IM Commentary

The purpose of this task is meant to reinforce students' understanding of rational numbers as points on the number line and to provide them with a visual way of understanding that the sum of a number and its additive inverse (usually called its "opposite") is zero. Students should have lots of opportunities to represent adding specific rational numbers before they work on answering this one.


We are given that $a$ and $b$ are the same distance from zero. However, from the above number line we can see that $a$ and $b$ are on different sides of zero. We can visualize this by representing $a$ and $b$ as directed distances on the number line:



If we start at zero and move $a$ units to the right, and then move the same number of units to the left, we will be back at 0.

We can also represent this symbolically. Since $a$ and $b$ are the same distance from zero but are on opposite sides of zero, we know that they are opposites, so $b = -a$. The sum of a number and its opposite is always zero.

$$ \begin{align} a+b=& a+(-a) \\ =& a-a \\ =& 0 \end{align} $$

Peter Cincotta says:

over 5 years

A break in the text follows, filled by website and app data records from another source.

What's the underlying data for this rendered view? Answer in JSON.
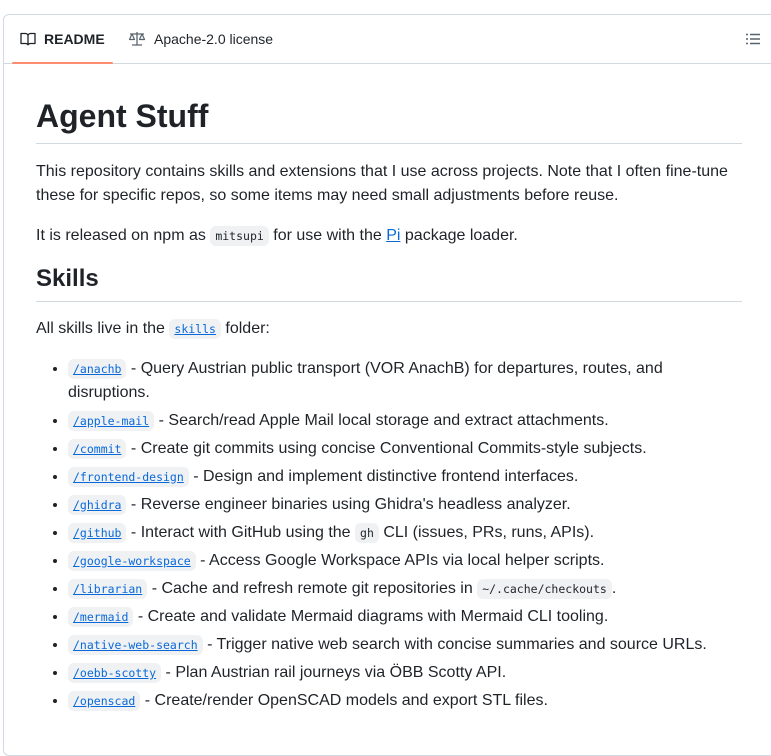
{
  "tabs": {
    "readme_label": "README",
    "license_label": "Apache-2.0 license"
  },
  "readme": {
    "title": "Agent Stuff",
    "intro": "This repository contains skills and extensions that I use across projects. Note that I often fine-tune these for specific repos, so some items may need small adjustments before reuse.",
    "release": {
      "prefix": "It is released on npm as",
      "package_code": "mitsupi",
      "middle": "for use with the",
      "link_text": "Pi",
      "suffix": "package loader."
    },
    "skills_heading": "Skills",
    "skills_intro": {
      "prefix": "All skills live in the",
      "folder_link": "skills",
      "suffix": "folder:"
    },
    "skills": [
      {
        "name": "/anachb",
        "desc": " - Query Austrian public transport (VOR AnachB) for departures, routes, and disruptions."
      },
      {
        "name": "/apple-mail",
        "desc": " - Search/read Apple Mail local storage and extract attachments."
      },
      {
        "name": "/commit",
        "desc": " - Create git commits using concise Conventional Commits-style subjects."
      },
      {
        "name": "/frontend-design",
        "desc": " - Design and implement distinctive frontend interfaces."
      },
      {
        "name": "/ghidra",
        "desc": " - Reverse engineer binaries using Ghidra's headless analyzer."
      },
      {
        "name": "/github",
        "desc_before": " - Interact with GitHub using the ",
        "code": "gh",
        "desc_after": " CLI (issues, PRs, runs, APIs)."
      },
      {
        "name": "/google-workspace",
        "desc": " - Access Google Workspace APIs via local helper scripts."
      },
      {
        "name": "/librarian",
        "desc_before": " - Cache and refresh remote git repositories in ",
        "code": "~/.cache/checkouts",
        "desc_after": "."
      },
      {
        "name": "/mermaid",
        "desc": " - Create and validate Mermaid diagrams with Mermaid CLI tooling."
      },
      {
        "name": "/native-web-search",
        "desc": " - Trigger native web search with concise summaries and source URLs."
      },
      {
        "name": "/oebb-scotty",
        "desc": " - Plan Austrian rail journeys via ÖBB Scotty API."
      },
      {
        "name": "/openscad",
        "desc": " - Create/render OpenSCAD models and export STL files."
      }
    ]
  }
}
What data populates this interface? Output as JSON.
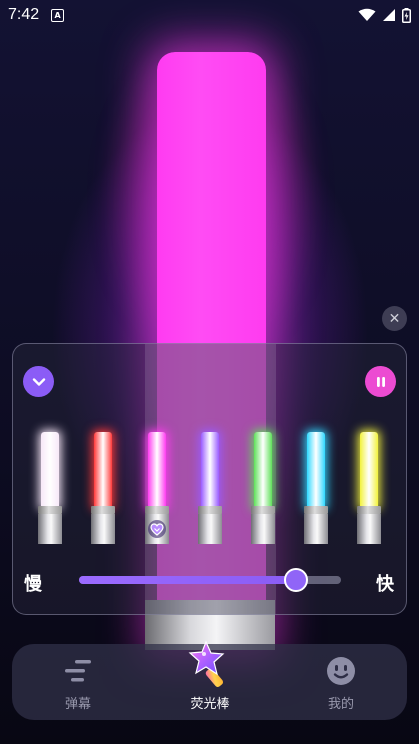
{
  "status_bar": {
    "time": "7:42",
    "notification_icon": "A"
  },
  "glowstick": {
    "current_color": "#ff3bf1"
  },
  "panel": {
    "collapse_icon": "chevron-down-icon",
    "pause_icon": "pause-icon",
    "sticks": [
      {
        "name": "white",
        "color": "#f7e8f8"
      },
      {
        "name": "red",
        "color": "#ff3a3a"
      },
      {
        "name": "magenta",
        "color": "#ff3bf1",
        "selected": true
      },
      {
        "name": "purple",
        "color": "#9a5cff"
      },
      {
        "name": "green",
        "color": "#5fe05a"
      },
      {
        "name": "cyan",
        "color": "#2fd8ff"
      },
      {
        "name": "yellow",
        "color": "#f2f23c"
      }
    ],
    "speed": {
      "slow_label": "慢",
      "fast_label": "快",
      "value": 0.83
    }
  },
  "nav": {
    "items": [
      {
        "label": "弹幕",
        "icon": "danmaku-icon",
        "active": false
      },
      {
        "label": "荧光棒",
        "icon": "glowstick-icon",
        "active": true
      },
      {
        "label": "我的",
        "icon": "smiley-icon",
        "active": false
      }
    ]
  },
  "colors": {
    "accent_purple": "#8b5cf6",
    "accent_pink": "#ec4bd2"
  }
}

I like this task. I think it is a good way to help a teacher to determine a student's level of understanding of abstractness on the number line as well as directed distances. I particularly like that there is no mention and no hint of a suggestion that the number represented by "b" is negative or less than zero.